■ Work order ■
The listing below is to be duplicated exactly, with every picture omitted.
Start of Block
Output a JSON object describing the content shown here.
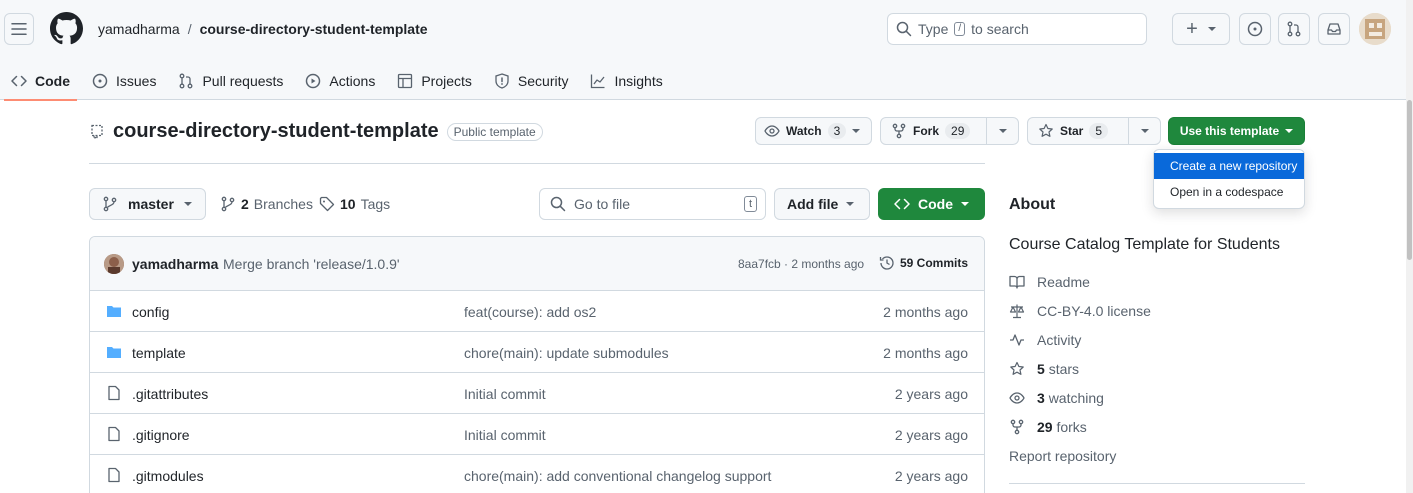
{
  "header": {
    "owner": "yamadharma",
    "separator": "/",
    "repo": "course-directory-student-template",
    "search_type": "Type",
    "search_key": "/",
    "search_rest": "to search",
    "plus_label": "+"
  },
  "tabs": [
    {
      "label": "Code",
      "icon": "code-icon"
    },
    {
      "label": "Issues",
      "icon": "issue-icon"
    },
    {
      "label": "Pull requests",
      "icon": "pull-request-icon"
    },
    {
      "label": "Actions",
      "icon": "play-icon"
    },
    {
      "label": "Projects",
      "icon": "table-icon"
    },
    {
      "label": "Security",
      "icon": "shield-icon"
    },
    {
      "label": "Insights",
      "icon": "graph-icon"
    }
  ],
  "repo_header": {
    "name": "course-directory-student-template",
    "badge": "Public template",
    "watch_label": "Watch",
    "watch_count": "3",
    "fork_label": "Fork",
    "fork_count": "29",
    "star_label": "Star",
    "star_count": "5",
    "use_template": "Use this template"
  },
  "template_menu": {
    "create": "Create a new repository",
    "codespace": "Open in a codespace"
  },
  "toolbar": {
    "branch": "master",
    "branches_count": "2",
    "branches_label": "Branches",
    "tags_count": "10",
    "tags_label": "Tags",
    "go_to_file": "Go to file",
    "go_to_file_key": "t",
    "add_file": "Add file",
    "code": "Code"
  },
  "latest_commit": {
    "author": "yamadharma",
    "message": "Merge branch 'release/1.0.9'",
    "hash_age": "8aa7fcb · 2 months ago",
    "commits": "59 Commits"
  },
  "files": [
    {
      "name": "config",
      "type": "folder",
      "message": "feat(course): add os2",
      "age": "2 months ago"
    },
    {
      "name": "template",
      "type": "folder",
      "message": "chore(main): update submodules",
      "age": "2 months ago"
    },
    {
      "name": ".gitattributes",
      "type": "file",
      "message": "Initial commit",
      "age": "2 years ago"
    },
    {
      "name": ".gitignore",
      "type": "file",
      "message": "Initial commit",
      "age": "2 years ago"
    },
    {
      "name": ".gitmodules",
      "type": "file",
      "message": "chore(main): add conventional changelog support",
      "age": "2 years ago"
    }
  ],
  "about": {
    "heading": "About",
    "description": "Course Catalog Template for Students",
    "readme": "Readme",
    "license": "CC-BY-4.0 license",
    "activity": "Activity",
    "stars_count": "5",
    "stars_label": "stars",
    "watching_count": "3",
    "watching_label": "watching",
    "forks_count": "29",
    "forks_label": "forks",
    "report": "Report repository"
  },
  "colors": {
    "primary_green": "#1f883d",
    "accent_blue": "#0969da",
    "tab_underline": "#fd8c73",
    "folder": "#54aeff"
  }
}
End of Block
■ Task answer ■
Output a JSON object describing the content shown here.
{
  "header": {
    "owner": "yamadharma",
    "separator": "/",
    "repo": "course-directory-student-template",
    "search_type": "Type",
    "search_key": "/",
    "search_rest": "to search",
    "plus_label": "+"
  },
  "tabs": [
    {
      "label": "Code",
      "icon": "code-icon"
    },
    {
      "label": "Issues",
      "icon": "issue-icon"
    },
    {
      "label": "Pull requests",
      "icon": "pull-request-icon"
    },
    {
      "label": "Actions",
      "icon": "play-icon"
    },
    {
      "label": "Projects",
      "icon": "table-icon"
    },
    {
      "label": "Security",
      "icon": "shield-icon"
    },
    {
      "label": "Insights",
      "icon": "graph-icon"
    }
  ],
  "repo_header": {
    "name": "course-directory-student-template",
    "badge": "Public template",
    "watch_label": "Watch",
    "watch_count": "3",
    "fork_label": "Fork",
    "fork_count": "29",
    "star_label": "Star",
    "star_count": "5",
    "use_template": "Use this template"
  },
  "template_menu": {
    "create": "Create a new repository",
    "codespace": "Open in a codespace"
  },
  "toolbar": {
    "branch": "master",
    "branches_count": "2",
    "branches_label": "Branches",
    "tags_count": "10",
    "tags_label": "Tags",
    "go_to_file": "Go to file",
    "go_to_file_key": "t",
    "add_file": "Add file",
    "code": "Code"
  },
  "latest_commit": {
    "author": "yamadharma",
    "message": "Merge branch 'release/1.0.9'",
    "hash_age": "8aa7fcb · 2 months ago",
    "commits": "59 Commits"
  },
  "files": [
    {
      "name": "config",
      "type": "folder",
      "message": "feat(course): add os2",
      "age": "2 months ago"
    },
    {
      "name": "template",
      "type": "folder",
      "message": "chore(main): update submodules",
      "age": "2 months ago"
    },
    {
      "name": ".gitattributes",
      "type": "file",
      "message": "Initial commit",
      "age": "2 years ago"
    },
    {
      "name": ".gitignore",
      "type": "file",
      "message": "Initial commit",
      "age": "2 years ago"
    },
    {
      "name": ".gitmodules",
      "type": "file",
      "message": "chore(main): add conventional changelog support",
      "age": "2 years ago"
    }
  ],
  "about": {
    "heading": "About",
    "description": "Course Catalog Template for Students",
    "readme": "Readme",
    "license": "CC-BY-4.0 license",
    "activity": "Activity",
    "stars_count": "5",
    "stars_label": "stars",
    "watching_count": "3",
    "watching_label": "watching",
    "forks_count": "29",
    "forks_label": "forks",
    "report": "Report repository"
  },
  "colors": {
    "primary_green": "#1f883d",
    "accent_blue": "#0969da",
    "tab_underline": "#fd8c73",
    "folder": "#54aeff"
  }
}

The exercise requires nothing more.